Over the past year, the UK has seen a significant increase in the amount of energy it gets from renewable sources, with one contributing factor being a return to higher, more normal wind speeds and rainfall. Nearly 10 percent of all Britain’s power is now renewably generated.
Low wind speeds and low rainfall in Scotland and Northern Ireland last year led to a decline in wind-generated electricity and hydropower, according to the latest energy statistics from the UK’s Department of Energy and Climate Change (DECC). That drop occurred even as Scotland in particular added a lot more wind capacity in 2010.

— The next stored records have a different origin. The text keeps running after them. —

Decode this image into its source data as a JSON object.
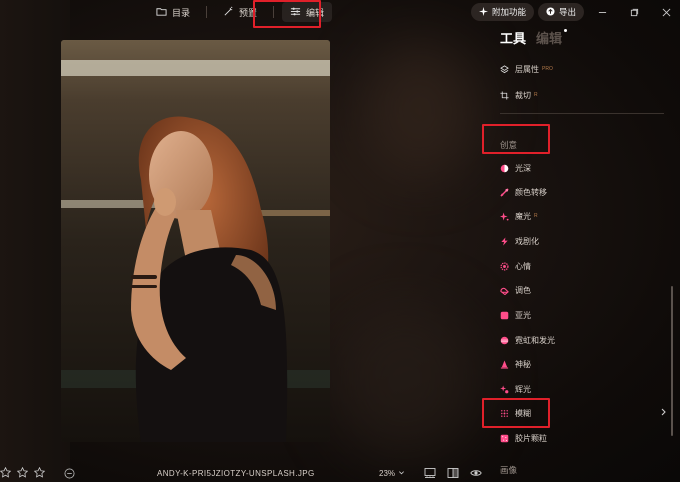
{
  "topnav": {
    "catalog_label": "目录",
    "preset_label": "预置",
    "edit_label": "编辑"
  },
  "topright": {
    "addons_label": "附加功能",
    "export_label": "导出"
  },
  "panel": {
    "tab_tools": "工具",
    "tab_edit": "编辑",
    "basic_items": [
      {
        "label": "层属性",
        "badge": "PRO",
        "icon": "layers-icon"
      },
      {
        "label": "裁切",
        "badge": "R",
        "icon": "crop-icon"
      }
    ],
    "creative_title": "创意",
    "creative_items": [
      {
        "label": "光深",
        "icon": "light-depth-icon",
        "color": "#ff4d8a"
      },
      {
        "label": "颜色转移",
        "icon": "color-transfer-icon",
        "color": "#ff4d8a"
      },
      {
        "label": "魔光",
        "badge": "R",
        "icon": "magic-light-icon",
        "color": "#ff4d8a"
      },
      {
        "label": "戏剧化",
        "icon": "dramatic-icon",
        "color": "#ff4d8a"
      },
      {
        "label": "心情",
        "icon": "mood-icon",
        "color": "#ff4d8a"
      },
      {
        "label": "调色",
        "icon": "toning-icon",
        "color": "#ff4d8a"
      },
      {
        "label": "亚光",
        "icon": "matte-icon",
        "color": "#ff4d8a"
      },
      {
        "label": "霓虹和发光",
        "icon": "neon-glow-icon",
        "color": "#ff4d8a"
      },
      {
        "label": "神秘",
        "icon": "mystical-icon",
        "color": "#ff4d8a"
      },
      {
        "label": "辉光",
        "icon": "glow-icon",
        "color": "#ff4d8a"
      },
      {
        "label": "模糊",
        "icon": "blur-icon",
        "color": "#ff4d8a"
      },
      {
        "label": "胶片颗粒",
        "icon": "film-grain-icon",
        "color": "#ff4d8a"
      }
    ],
    "image_title": "画像"
  },
  "bottom": {
    "filename": "ANDY-K-PRI5JZIOTZY-UNSPLASH.JPG",
    "zoom": "23%"
  },
  "colors": {
    "highlight": "#e0202a",
    "accent_pink": "#ff4d8a"
  }
}
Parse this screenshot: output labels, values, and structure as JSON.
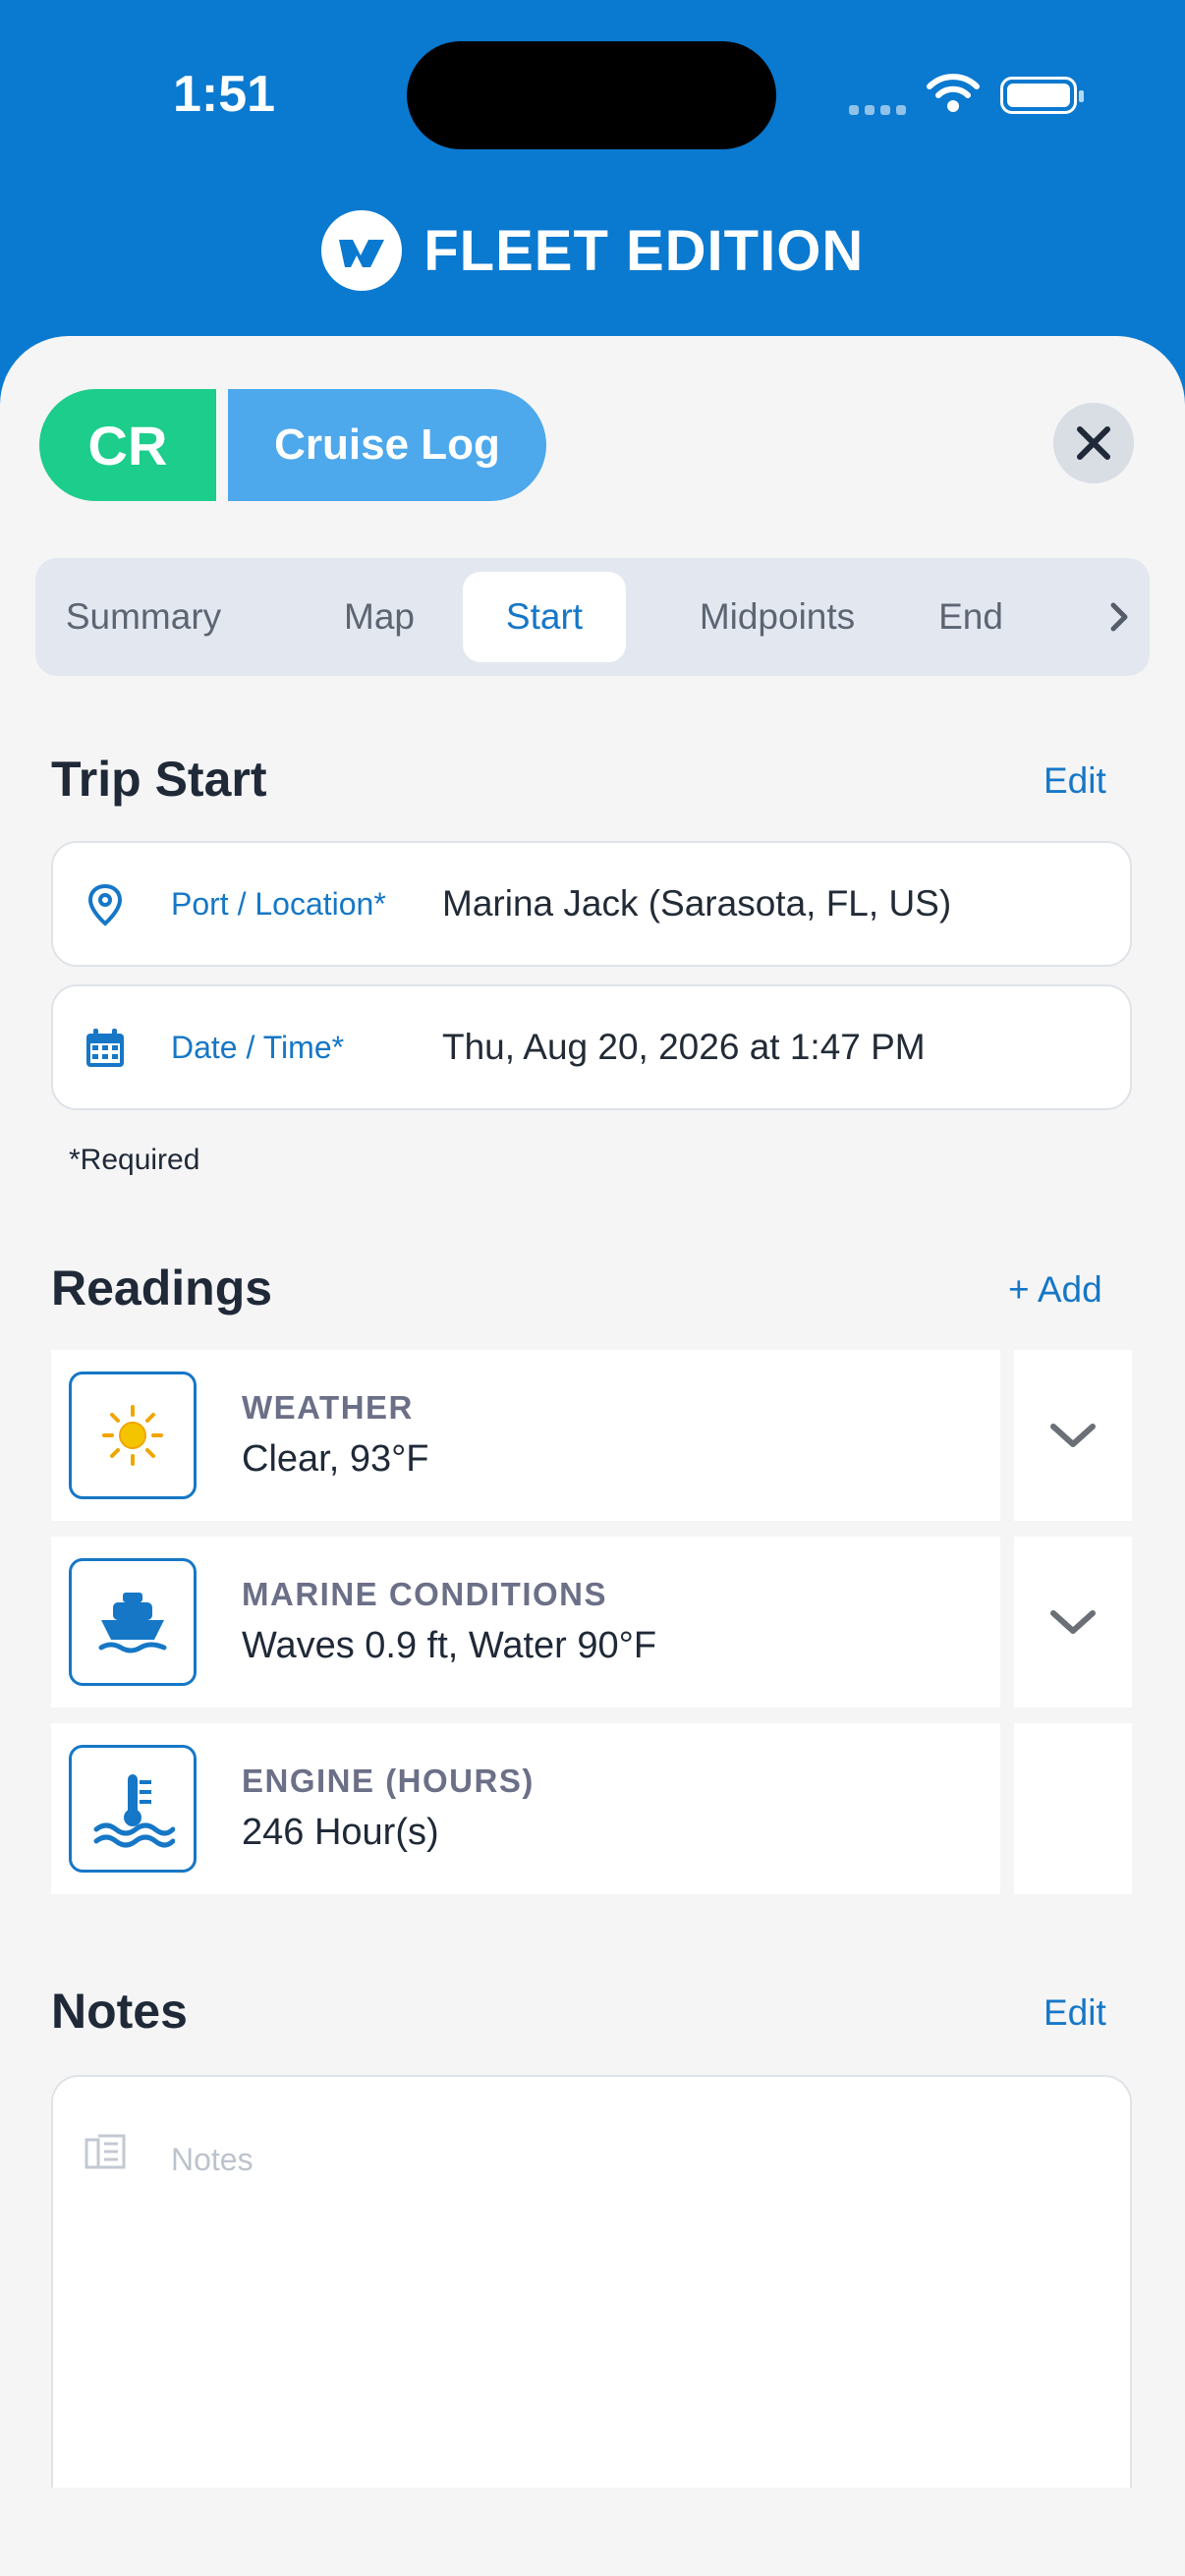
{
  "status": {
    "time": "1:51"
  },
  "brand": {
    "name": "FLEET EDITION"
  },
  "header": {
    "badge": "CR",
    "title": "Cruise Log"
  },
  "tabs": [
    {
      "label": "Summary",
      "active": false
    },
    {
      "label": "Map",
      "active": false
    },
    {
      "label": "Start",
      "active": true
    },
    {
      "label": "Midpoints",
      "active": false
    },
    {
      "label": "End",
      "active": false
    }
  ],
  "trip_start": {
    "title": "Trip Start",
    "edit_label": "Edit",
    "fields": [
      {
        "label": "Port / Location*",
        "value": "Marina Jack (Sarasota, FL, US)",
        "icon": "location-pin-icon"
      },
      {
        "label": "Date / Time*",
        "value": "Thu, Aug 20, 2026 at 1:47 PM",
        "icon": "calendar-icon"
      }
    ],
    "required_note": "*Required"
  },
  "readings": {
    "title": "Readings",
    "add_label": "+ Add",
    "items": [
      {
        "label": "WEATHER",
        "value": "Clear, 93°F",
        "icon": "sun-icon",
        "expandable": true
      },
      {
        "label": "MARINE CONDITIONS",
        "value": "Waves 0.9 ft, Water 90°F",
        "icon": "boat-icon",
        "expandable": true
      },
      {
        "label": "ENGINE (HOURS)",
        "value": "246 Hour(s)",
        "icon": "engine-temp-icon",
        "expandable": false
      }
    ]
  },
  "notes": {
    "title": "Notes",
    "edit_label": "Edit",
    "placeholder": "Notes"
  },
  "colors": {
    "brand_blue": "#0a79d0",
    "accent_green": "#1ccd8b",
    "accent_light_blue": "#4da8ec",
    "link_blue": "#1677c6",
    "sun_yellow": "#f5c400"
  }
}
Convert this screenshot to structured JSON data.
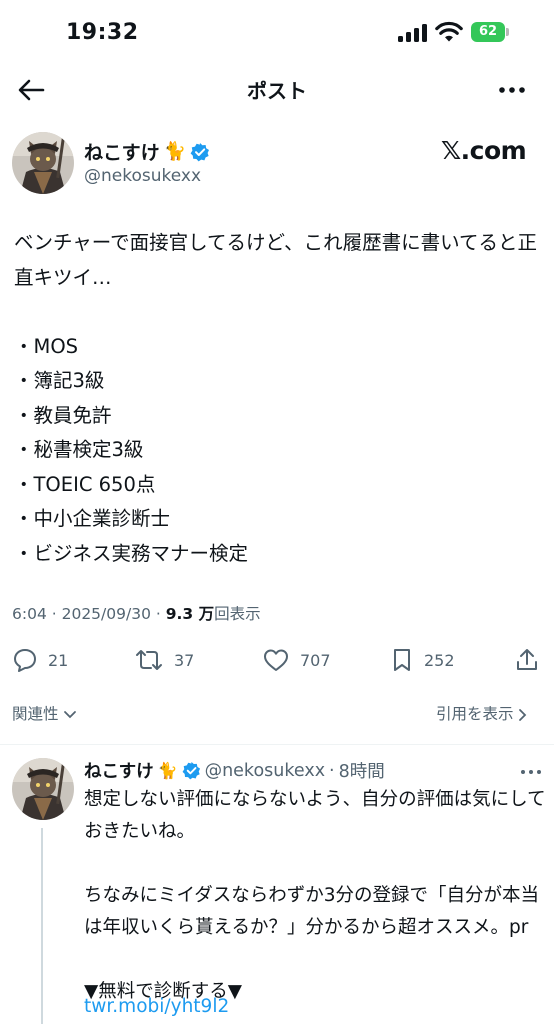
{
  "status_bar": {
    "time": "19:32",
    "battery": "62"
  },
  "header": {
    "title": "ポスト"
  },
  "post": {
    "author_name": "ねこすけ",
    "author_emoji": "🐈",
    "handle": "@nekosukexx",
    "source_logo": "𝕏.com",
    "body": "ベンチャーで面接官してるけど、これ履歴書に書いてると正直キツイ…\n\n・MOS\n・簿記3級\n・教員免許\n・秘書検定3級\n・TOEIC 650点\n・中小企業診断士\n・ビジネス実務マナー検定",
    "time": "6:04",
    "date": "2025/09/30",
    "views_value": "9.3 万",
    "views_label": "回表示",
    "replies": "21",
    "reposts": "37",
    "likes": "707",
    "bookmarks": "252"
  },
  "filters": {
    "related": "関連性",
    "show_quotes": "引用を表示"
  },
  "reply": {
    "author_name": "ねこすけ",
    "author_emoji": "🐈",
    "handle": "@nekosukexx",
    "time": "8時間",
    "body": "想定しない評価にならないよう、自分の評価は気にしておきたいね。\n\nちなみにミイダスならわずか3分の登録で「自分が本当は年収いくら貰えるか？」分かるから超オススメ。pr\n\n▼無料で診断する▼",
    "link": "twr.mobi/yht9l2"
  },
  "colors": {
    "accent": "#1d9bf0",
    "battery": "#34c759",
    "verified": "#1d9bf0"
  },
  "icons": [
    "back-arrow-icon",
    "more-icon",
    "verified-badge-icon",
    "reply-icon",
    "repost-icon",
    "like-icon",
    "bookmark-icon",
    "share-icon",
    "chevron-down-icon",
    "chevron-right-icon"
  ]
}
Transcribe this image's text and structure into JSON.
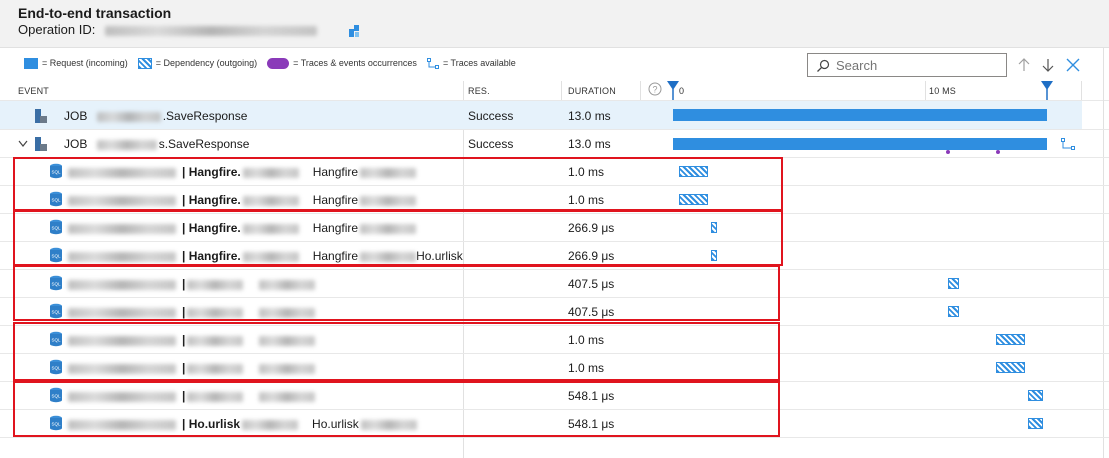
{
  "header": {
    "title": "End-to-end transaction",
    "operation_id_label": "Operation ID:"
  },
  "legend": {
    "request": "= Request (incoming)",
    "dependency": "= Dependency (outgoing)",
    "traces": "= Traces & events occurrences",
    "traces_available": "= Traces available"
  },
  "search": {
    "placeholder": "Search"
  },
  "columns": {
    "event": "EVENT",
    "res": "RES.",
    "duration": "DURATION"
  },
  "timeline": {
    "tick_label": "10 MS",
    "start_label": "0"
  },
  "rows": [
    {
      "name_prefix": "JOB",
      "name_suffix": ".SaveResponse",
      "res": "Success",
      "duration": "13.0 ms"
    },
    {
      "name_prefix": "JOB",
      "name_suffix": "s.SaveResponse",
      "res": "Success",
      "duration": "13.0 ms"
    },
    {
      "bold": "| Hangfire.",
      "target": "Hangfire",
      "duration": "1.0 ms"
    },
    {
      "bold": "| Hangfire.",
      "target": "Hangfire",
      "duration": "1.0 ms"
    },
    {
      "bold": "| Hangfire.",
      "target": "Hangfire",
      "duration": "266.9 μs"
    },
    {
      "bold": "| Hangfire.",
      "target": "Hangfire",
      "target_suffix": "Ho.urlisk",
      "duration": "266.9 μs"
    },
    {
      "bold": "|",
      "duration": "407.5 μs"
    },
    {
      "bold": "|",
      "duration": "407.5 μs"
    },
    {
      "bold": "|",
      "duration": "1.0 ms"
    },
    {
      "bold": "|",
      "duration": "1.0 ms"
    },
    {
      "bold": "|",
      "duration": "548.1 μs"
    },
    {
      "bold": "| Ho.urlisk",
      "target": "Ho.urlisk",
      "duration": "548.1 μs"
    }
  ],
  "colors": {
    "request": "#2f8ee0",
    "trace": "#8a3ab9",
    "highlight": "#e0141e",
    "selected_row": "#e6f2fb"
  }
}
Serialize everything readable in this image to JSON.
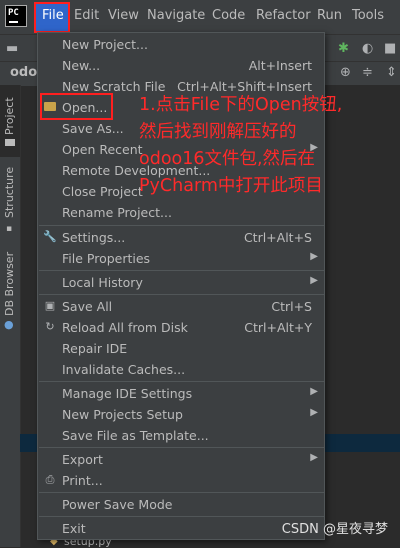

Coupled with a return to more typical weather patterns, that additional capacity in Scotland and elsewhere contributed to a rise in renewably sourced energy from 6.3 percent of total UK energy in the second quarter of 2010 to 9.6 percent in the second quarter of this year.
During that same period, electricity consumption also dropped. Most of the reduction came from residential users, and a large proportion of the decline could be attributed to milder-than-average weather. This past April, the DECC report noted, was the warmest on record in the UK.
RenewableUK, formerly the British Wind Energy Association, welcomed the news that nearly half of the country’s renewable energy now comes from wind power.
“These statistics show … the wind industry making a tremendous contribution to the nation’s energy supply,” said Gordon Edge, director of policy for RenewableUK. “Wind is now providing enough power to supply nearly three and a quarter million homes in the UK. The amount of wind can of course vary from month to month, but year on year, we can expect the role of wind energy to continue to grow, providing us with a secure alternative to expensive fossil fuel imports.”